“Can’t Win Poker” manifests itself differently, sometimes depending on the game, though I suspect the primary characteristics of the style are similar no matter if it we’re talking pot-limit Omaha (my game), no-limit hold’em, limit hold’em, or the other games.
For me, in PLO, I start to realize I’m playing “Can’t Win Poker” when the frequency of my preflop raising slows down and perhaps even stops altogether. Then I start finding it hard to bet at pots where I have less than the nuts. Next thing I know, I am getting A-A-x-x in middle position and realize I can’t really raise that, either, as I’ve been playing in a way that essentially signals to all what my holding would be in that spot. I’m also limping in with too many “what-am-I-hoping-for?” hands. You know, those uncoordinated hands where the only way to connect with a flop would be to make a miraculous boat right away, and the likelihood of getting paid for that is minimal.
I think sometimes you can still do okay playing “Can’t Win Poker” if you have enough opponents at the table who are also playing “Can’t Win Poker.” In fact, when I’m running good-slash-playing well, I usually can identify pretty quickly a couple or more such folks and eventually find a spot to move some of their chips over to my stack.
Like I say, I suppose this self-defeating style manifests itself in different ways, say, in other games like NLHE, but probably there also tends to involve an overly passive, card-dependent, transparent approach that necessarily works against one’s goals.
What I’ve started to do when I notice this happening in my PLO games is simply to wait until I’m back in late position, then put in a raise preflop no matter what cards I am holding. Usually the raise gets some to fold, as I’ve been so darn passive. Then I’ll try to play smart postflop, pursuing a hand if it makes sense to do so, but letting it go, too, if need be. In any event, just the act of putting in that raise -- to “shake some action” -- kind of wakes me up and gets me back in the game. Also helps me work on my image, too, as well as perhaps clue me in to how others are playing.
And then, perhaps, I don’t feel so out of kilter -- like the Flamin’ Groovies always were. Check out the clip below. It is from much later (1986), but still a killer version of the tune.

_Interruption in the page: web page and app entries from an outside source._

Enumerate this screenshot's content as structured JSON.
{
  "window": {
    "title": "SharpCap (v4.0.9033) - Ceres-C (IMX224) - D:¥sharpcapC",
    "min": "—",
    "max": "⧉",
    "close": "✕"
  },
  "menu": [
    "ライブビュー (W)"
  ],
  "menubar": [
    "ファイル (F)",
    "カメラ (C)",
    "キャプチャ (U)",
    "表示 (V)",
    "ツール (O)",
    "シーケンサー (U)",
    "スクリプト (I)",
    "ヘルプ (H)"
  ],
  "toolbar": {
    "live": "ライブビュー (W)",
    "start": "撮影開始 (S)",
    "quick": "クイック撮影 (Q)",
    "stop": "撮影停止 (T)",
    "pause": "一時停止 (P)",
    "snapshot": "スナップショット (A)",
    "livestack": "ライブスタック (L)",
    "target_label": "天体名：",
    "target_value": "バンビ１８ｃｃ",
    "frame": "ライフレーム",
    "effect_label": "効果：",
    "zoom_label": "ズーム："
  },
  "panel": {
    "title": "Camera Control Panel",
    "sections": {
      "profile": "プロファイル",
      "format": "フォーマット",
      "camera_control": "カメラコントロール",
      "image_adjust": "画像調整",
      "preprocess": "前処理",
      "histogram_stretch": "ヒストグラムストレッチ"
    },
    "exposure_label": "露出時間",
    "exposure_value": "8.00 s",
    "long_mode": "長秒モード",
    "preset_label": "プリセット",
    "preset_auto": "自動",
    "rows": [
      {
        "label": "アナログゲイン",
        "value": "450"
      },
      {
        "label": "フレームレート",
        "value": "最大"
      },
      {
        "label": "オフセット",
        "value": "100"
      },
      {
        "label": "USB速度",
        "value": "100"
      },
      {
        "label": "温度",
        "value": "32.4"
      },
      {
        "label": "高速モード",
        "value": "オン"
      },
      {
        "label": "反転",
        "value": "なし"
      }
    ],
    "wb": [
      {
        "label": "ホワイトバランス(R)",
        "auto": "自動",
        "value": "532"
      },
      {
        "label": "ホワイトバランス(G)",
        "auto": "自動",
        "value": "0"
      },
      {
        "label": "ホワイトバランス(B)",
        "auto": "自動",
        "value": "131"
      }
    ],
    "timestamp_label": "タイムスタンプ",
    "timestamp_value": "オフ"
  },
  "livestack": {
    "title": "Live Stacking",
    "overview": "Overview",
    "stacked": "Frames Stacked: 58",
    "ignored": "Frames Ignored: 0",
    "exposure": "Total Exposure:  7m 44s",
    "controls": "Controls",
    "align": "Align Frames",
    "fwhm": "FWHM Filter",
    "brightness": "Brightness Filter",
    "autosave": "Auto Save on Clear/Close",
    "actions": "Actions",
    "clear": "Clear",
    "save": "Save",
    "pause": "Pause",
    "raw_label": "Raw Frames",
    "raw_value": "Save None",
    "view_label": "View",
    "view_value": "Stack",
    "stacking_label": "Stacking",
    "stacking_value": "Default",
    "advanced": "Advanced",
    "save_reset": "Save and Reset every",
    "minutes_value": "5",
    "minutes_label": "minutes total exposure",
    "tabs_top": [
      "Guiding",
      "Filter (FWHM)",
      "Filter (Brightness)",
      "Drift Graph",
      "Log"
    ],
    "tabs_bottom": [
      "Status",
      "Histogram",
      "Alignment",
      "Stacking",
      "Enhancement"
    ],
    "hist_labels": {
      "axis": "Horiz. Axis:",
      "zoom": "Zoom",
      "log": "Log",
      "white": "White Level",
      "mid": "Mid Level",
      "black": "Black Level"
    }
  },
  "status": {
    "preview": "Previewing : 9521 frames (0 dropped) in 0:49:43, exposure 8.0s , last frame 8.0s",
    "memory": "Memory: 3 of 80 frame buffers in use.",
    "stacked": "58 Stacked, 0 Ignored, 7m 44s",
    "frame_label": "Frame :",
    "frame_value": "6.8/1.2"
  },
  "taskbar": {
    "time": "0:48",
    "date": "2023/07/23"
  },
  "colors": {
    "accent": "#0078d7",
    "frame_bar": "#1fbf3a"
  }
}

Lee Jones would go back to the song at the end, so I guess I will, too...
“...and I’m sure that’s all you need to make it all right.”